The rest of Animal Kingdom went on research safaris in either Africa or Asia. But I couldn't complain; Paul Torrigino, Paul Comstock, Ann and I went to Europe to study castles and gardens! In France, we visited chateaus and sprawling gardens. We attended London's Chelsea Royal Flower Show, and rubbed elbows with a princess. I walked through the same hedge maze in Kent where King Henry the VIII courted Anne Boleyn. We were all thoroughly inspired by the trip.
Upon our return, we each went to work on our respective attractions. I hammered out all the details of the Quest for the Unicorn. The three-part hedge maze was long and complex, with surprises at every turn. Along the way, a sphinx, phoenix, griffin, and several mischievous gargoyles delivered clues or guarded dead ends. The maze culminated in a gothic topiary castle where guests could either look out over the land, or descend into a leafy chamber where they finally met the mysterious unicorn (an audio-animatronic figure). It was an ambitious and unusual attraction. If Disney had ever built it, I'm sure they would have cut it down quite a bit!
But it wasn't built.
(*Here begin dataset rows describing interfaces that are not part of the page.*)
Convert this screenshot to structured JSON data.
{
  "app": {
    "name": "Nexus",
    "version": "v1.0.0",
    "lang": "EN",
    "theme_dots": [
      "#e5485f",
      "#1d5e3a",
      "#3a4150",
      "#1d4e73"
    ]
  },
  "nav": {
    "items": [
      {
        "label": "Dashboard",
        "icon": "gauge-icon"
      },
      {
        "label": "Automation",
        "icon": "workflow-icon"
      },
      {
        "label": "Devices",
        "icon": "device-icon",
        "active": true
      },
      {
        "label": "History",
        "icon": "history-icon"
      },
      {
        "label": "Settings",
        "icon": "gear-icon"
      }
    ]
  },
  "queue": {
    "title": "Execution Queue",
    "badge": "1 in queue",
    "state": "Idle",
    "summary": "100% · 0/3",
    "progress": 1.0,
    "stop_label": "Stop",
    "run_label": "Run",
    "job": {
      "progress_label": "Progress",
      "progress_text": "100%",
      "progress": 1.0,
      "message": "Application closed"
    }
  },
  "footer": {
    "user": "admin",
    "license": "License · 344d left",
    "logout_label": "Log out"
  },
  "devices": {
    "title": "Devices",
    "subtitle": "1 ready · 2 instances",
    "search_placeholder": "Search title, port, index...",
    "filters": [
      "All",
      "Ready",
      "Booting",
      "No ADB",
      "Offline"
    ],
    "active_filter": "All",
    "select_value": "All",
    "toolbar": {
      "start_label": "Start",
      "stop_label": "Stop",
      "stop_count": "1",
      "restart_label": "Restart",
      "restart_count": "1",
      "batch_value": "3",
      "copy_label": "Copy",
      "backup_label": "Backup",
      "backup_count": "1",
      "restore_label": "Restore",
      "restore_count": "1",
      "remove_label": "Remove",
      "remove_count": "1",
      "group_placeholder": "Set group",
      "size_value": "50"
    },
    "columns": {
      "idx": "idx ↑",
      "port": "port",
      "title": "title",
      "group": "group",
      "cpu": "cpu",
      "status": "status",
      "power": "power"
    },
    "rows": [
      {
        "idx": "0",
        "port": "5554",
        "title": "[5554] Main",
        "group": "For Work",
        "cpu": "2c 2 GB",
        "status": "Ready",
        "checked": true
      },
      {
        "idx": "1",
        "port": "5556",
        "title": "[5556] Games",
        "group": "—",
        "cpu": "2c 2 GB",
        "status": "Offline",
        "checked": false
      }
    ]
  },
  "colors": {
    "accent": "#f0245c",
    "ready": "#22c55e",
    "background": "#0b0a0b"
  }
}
In early 1994, funding realities forced the team to make a decision to cut Beastlie Kingdomme. The remaining team members were re-located to other areas of the park. I didn't continue with them; I had recently decided to leave Imagineering to start my own freelance business and focus on my painting, and the team needed long-term members who were willing to relocate to Florida.
We all know what happened with Animal Kingdom: it was built, it turned out great, and it's a successful balance of ecological awareness and Disney-level entertainment. It's one of my two favorite parks in the world (along with Tokyo DisneySea).
I've heard various rumors that Disney might build Beastlie Kingdomme someday, but who knows? It's a great concept, and I think it would be a natural addition to the park. Even if Beastlie Kingdomme never comes to fruition, I'm glad I was there to witness its brief but glorious life. I've always appreciated the things I learned and the people I met on the Animal Kingdom team. It epitomized the golden creative age of Imagineering.
I'll be writing a more detailed follow-up article about the Quest for the Unicorn attraction, so look for that in the next couple of months.